++++ Entries supplied ++++

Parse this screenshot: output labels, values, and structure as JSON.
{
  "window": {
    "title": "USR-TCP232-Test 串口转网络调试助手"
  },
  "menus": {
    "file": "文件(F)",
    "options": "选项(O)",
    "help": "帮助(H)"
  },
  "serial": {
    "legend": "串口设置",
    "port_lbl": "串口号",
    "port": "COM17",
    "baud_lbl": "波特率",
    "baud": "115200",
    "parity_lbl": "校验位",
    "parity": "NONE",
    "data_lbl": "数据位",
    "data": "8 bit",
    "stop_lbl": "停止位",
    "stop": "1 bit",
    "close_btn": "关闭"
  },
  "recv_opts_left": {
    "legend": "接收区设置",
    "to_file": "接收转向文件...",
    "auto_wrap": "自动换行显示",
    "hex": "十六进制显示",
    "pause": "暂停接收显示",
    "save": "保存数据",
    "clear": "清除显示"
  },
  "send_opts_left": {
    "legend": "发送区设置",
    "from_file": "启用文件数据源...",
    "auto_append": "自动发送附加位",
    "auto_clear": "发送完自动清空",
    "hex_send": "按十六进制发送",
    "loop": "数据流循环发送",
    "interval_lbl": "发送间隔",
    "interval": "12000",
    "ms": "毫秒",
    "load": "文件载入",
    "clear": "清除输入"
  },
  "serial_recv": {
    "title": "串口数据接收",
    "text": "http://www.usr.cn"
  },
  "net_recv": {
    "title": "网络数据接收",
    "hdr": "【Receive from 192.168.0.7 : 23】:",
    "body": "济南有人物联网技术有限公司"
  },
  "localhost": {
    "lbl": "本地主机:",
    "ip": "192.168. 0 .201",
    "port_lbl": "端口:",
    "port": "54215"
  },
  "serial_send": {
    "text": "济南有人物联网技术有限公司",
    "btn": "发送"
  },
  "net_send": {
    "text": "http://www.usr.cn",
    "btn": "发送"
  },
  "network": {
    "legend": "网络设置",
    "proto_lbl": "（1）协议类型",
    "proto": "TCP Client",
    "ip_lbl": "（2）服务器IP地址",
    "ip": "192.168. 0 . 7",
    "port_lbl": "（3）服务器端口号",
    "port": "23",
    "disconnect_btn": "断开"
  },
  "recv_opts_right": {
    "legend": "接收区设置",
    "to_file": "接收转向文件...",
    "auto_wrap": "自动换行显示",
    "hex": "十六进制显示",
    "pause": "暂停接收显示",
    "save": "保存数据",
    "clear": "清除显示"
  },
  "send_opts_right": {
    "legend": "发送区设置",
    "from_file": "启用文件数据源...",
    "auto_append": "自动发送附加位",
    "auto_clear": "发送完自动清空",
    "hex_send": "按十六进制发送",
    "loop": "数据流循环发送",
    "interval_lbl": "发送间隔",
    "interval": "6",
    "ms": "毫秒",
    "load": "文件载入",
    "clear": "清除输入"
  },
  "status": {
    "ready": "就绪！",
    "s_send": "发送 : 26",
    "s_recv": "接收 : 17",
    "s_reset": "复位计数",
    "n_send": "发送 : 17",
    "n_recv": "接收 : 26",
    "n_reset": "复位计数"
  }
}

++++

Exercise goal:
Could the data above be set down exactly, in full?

Solution below:
Parse this screenshot: output labels, values, and structure as JSON.
{
  "window": {
    "title": "USR-TCP232-Test 串口转网络调试助手"
  },
  "menus": {
    "file": "文件(F)",
    "options": "选项(O)",
    "help": "帮助(H)"
  },
  "serial": {
    "legend": "串口设置",
    "port_lbl": "串口号",
    "port": "COM17",
    "baud_lbl": "波特率",
    "baud": "115200",
    "parity_lbl": "校验位",
    "parity": "NONE",
    "data_lbl": "数据位",
    "data": "8 bit",
    "stop_lbl": "停止位",
    "stop": "1 bit",
    "close_btn": "关闭"
  },
  "recv_opts_left": {
    "legend": "接收区设置",
    "to_file": "接收转向文件...",
    "auto_wrap": "自动换行显示",
    "hex": "十六进制显示",
    "pause": "暂停接收显示",
    "save": "保存数据",
    "clear": "清除显示"
  },
  "send_opts_left": {
    "legend": "发送区设置",
    "from_file": "启用文件数据源...",
    "auto_append": "自动发送附加位",
    "auto_clear": "发送完自动清空",
    "hex_send": "按十六进制发送",
    "loop": "数据流循环发送",
    "interval_lbl": "发送间隔",
    "interval": "12000",
    "ms": "毫秒",
    "load": "文件载入",
    "clear": "清除输入"
  },
  "serial_recv": {
    "title": "串口数据接收",
    "text": "http://www.usr.cn"
  },
  "net_recv": {
    "title": "网络数据接收",
    "hdr": "【Receive from 192.168.0.7 : 23】:",
    "body": "济南有人物联网技术有限公司"
  },
  "localhost": {
    "lbl": "本地主机:",
    "ip": "192.168. 0 .201",
    "port_lbl": "端口:",
    "port": "54215"
  },
  "serial_send": {
    "text": "济南有人物联网技术有限公司",
    "btn": "发送"
  },
  "net_send": {
    "text": "http://www.usr.cn",
    "btn": "发送"
  },
  "network": {
    "legend": "网络设置",
    "proto_lbl": "（1）协议类型",
    "proto": "TCP Client",
    "ip_lbl": "（2）服务器IP地址",
    "ip": "192.168. 0 . 7",
    "port_lbl": "（3）服务器端口号",
    "port": "23",
    "disconnect_btn": "断开"
  },
  "recv_opts_right": {
    "legend": "接收区设置",
    "to_file": "接收转向文件...",
    "auto_wrap": "自动换行显示",
    "hex": "十六进制显示",
    "pause": "暂停接收显示",
    "save": "保存数据",
    "clear": "清除显示"
  },
  "send_opts_right": {
    "legend": "发送区设置",
    "from_file": "启用文件数据源...",
    "auto_append": "自动发送附加位",
    "auto_clear": "发送完自动清空",
    "hex_send": "按十六进制发送",
    "loop": "数据流循环发送",
    "interval_lbl": "发送间隔",
    "interval": "6",
    "ms": "毫秒",
    "load": "文件载入",
    "clear": "清除输入"
  },
  "status": {
    "ready": "就绪！",
    "s_send": "发送 : 26",
    "s_recv": "接收 : 17",
    "s_reset": "复位计数",
    "n_send": "发送 : 17",
    "n_recv": "接收 : 26",
    "n_reset": "复位计数"
  }
}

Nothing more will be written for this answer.